START Records shown

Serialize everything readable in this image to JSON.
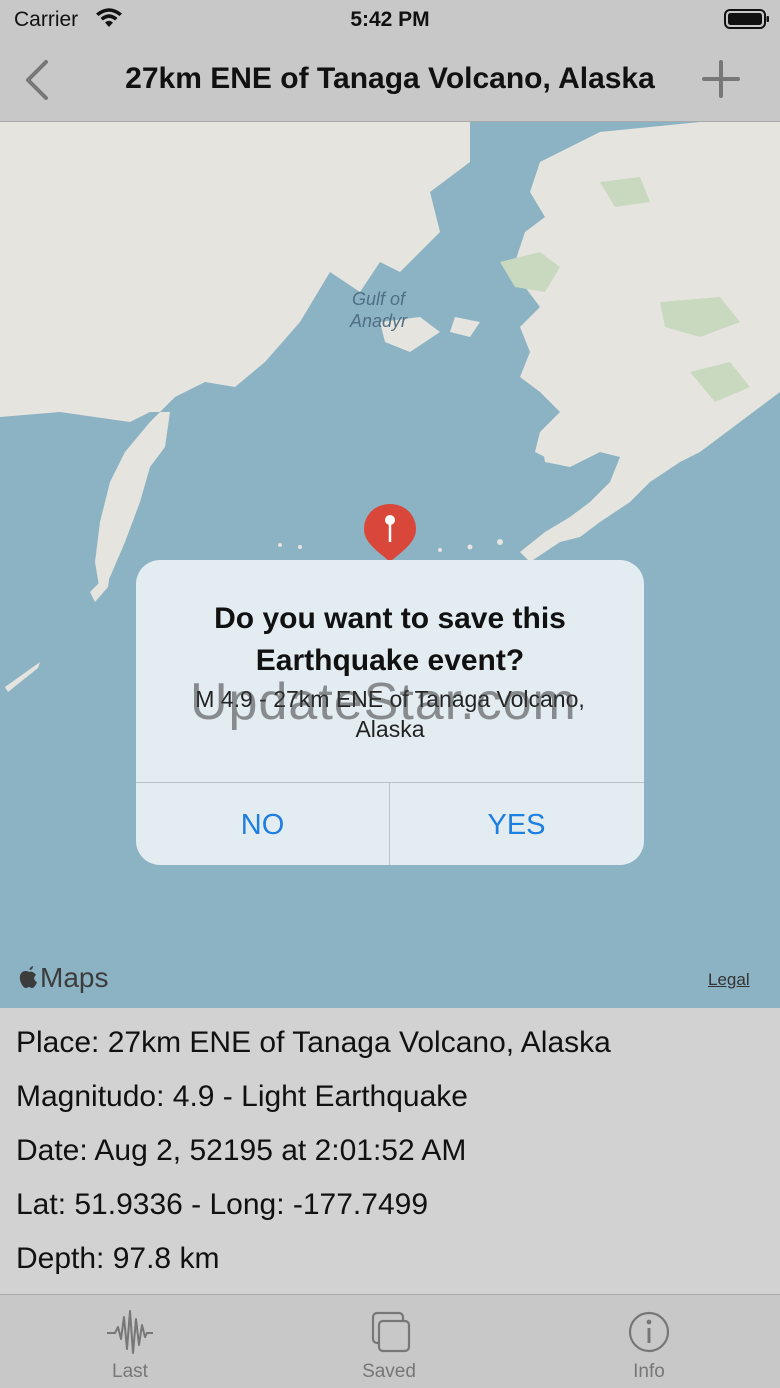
{
  "status_bar": {
    "carrier": "Carrier",
    "time": "5:42 PM"
  },
  "nav": {
    "title": "27km ENE of Tanaga Volcano, Alaska",
    "back_icon": "chevron-left-icon",
    "add_icon": "plus-icon"
  },
  "map": {
    "labels": {
      "gulf": "Gulf of\nAnadyr"
    },
    "logo": "Maps",
    "legal": "Legal",
    "colors": {
      "water": "#8cb3c4",
      "land": "#e6e4de",
      "park": "#c9d9c0",
      "pin": "#d9473a"
    }
  },
  "alert": {
    "title": "Do you want to save this Earthquake event?",
    "message": "M 4.9 - 27km ENE of Tanaga Volcano, Alaska",
    "no_label": "NO",
    "yes_label": "YES",
    "accent": "#1d7fe0"
  },
  "watermark": "UpdateStar.com",
  "details": {
    "place": "Place: 27km ENE of Tanaga Volcano, Alaska",
    "magnitude": "Magnitudo: 4.9 - Light Earthquake",
    "date": "Date:  Aug 2, 52195 at 2:01:52 AM",
    "coords": "Lat: 51.9336 - Long: -177.7499",
    "depth": "Depth:  97.8 km"
  },
  "tabs": [
    {
      "label": "Last",
      "icon": "seismograph-icon"
    },
    {
      "label": "Saved",
      "icon": "stacked-squares-icon"
    },
    {
      "label": "Info",
      "icon": "info-icon"
    }
  ]
}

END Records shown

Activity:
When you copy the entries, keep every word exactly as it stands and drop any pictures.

Your solution:
Serialize everything readable in this image to JSON.
{
  "status_bar": {
    "carrier": "Carrier",
    "time": "5:42 PM"
  },
  "nav": {
    "title": "27km ENE of Tanaga Volcano, Alaska",
    "back_icon": "chevron-left-icon",
    "add_icon": "plus-icon"
  },
  "map": {
    "labels": {
      "gulf": "Gulf of\nAnadyr"
    },
    "logo": "Maps",
    "legal": "Legal",
    "colors": {
      "water": "#8cb3c4",
      "land": "#e6e4de",
      "park": "#c9d9c0",
      "pin": "#d9473a"
    }
  },
  "alert": {
    "title": "Do you want to save this Earthquake event?",
    "message": "M 4.9 - 27km ENE of Tanaga Volcano, Alaska",
    "no_label": "NO",
    "yes_label": "YES",
    "accent": "#1d7fe0"
  },
  "watermark": "UpdateStar.com",
  "details": {
    "place": "Place: 27km ENE of Tanaga Volcano, Alaska",
    "magnitude": "Magnitudo: 4.9 - Light Earthquake",
    "date": "Date:  Aug 2, 52195 at 2:01:52 AM",
    "coords": "Lat: 51.9336 - Long: -177.7499",
    "depth": "Depth:  97.8 km"
  },
  "tabs": [
    {
      "label": "Last",
      "icon": "seismograph-icon"
    },
    {
      "label": "Saved",
      "icon": "stacked-squares-icon"
    },
    {
      "label": "Info",
      "icon": "info-icon"
    }
  ]
}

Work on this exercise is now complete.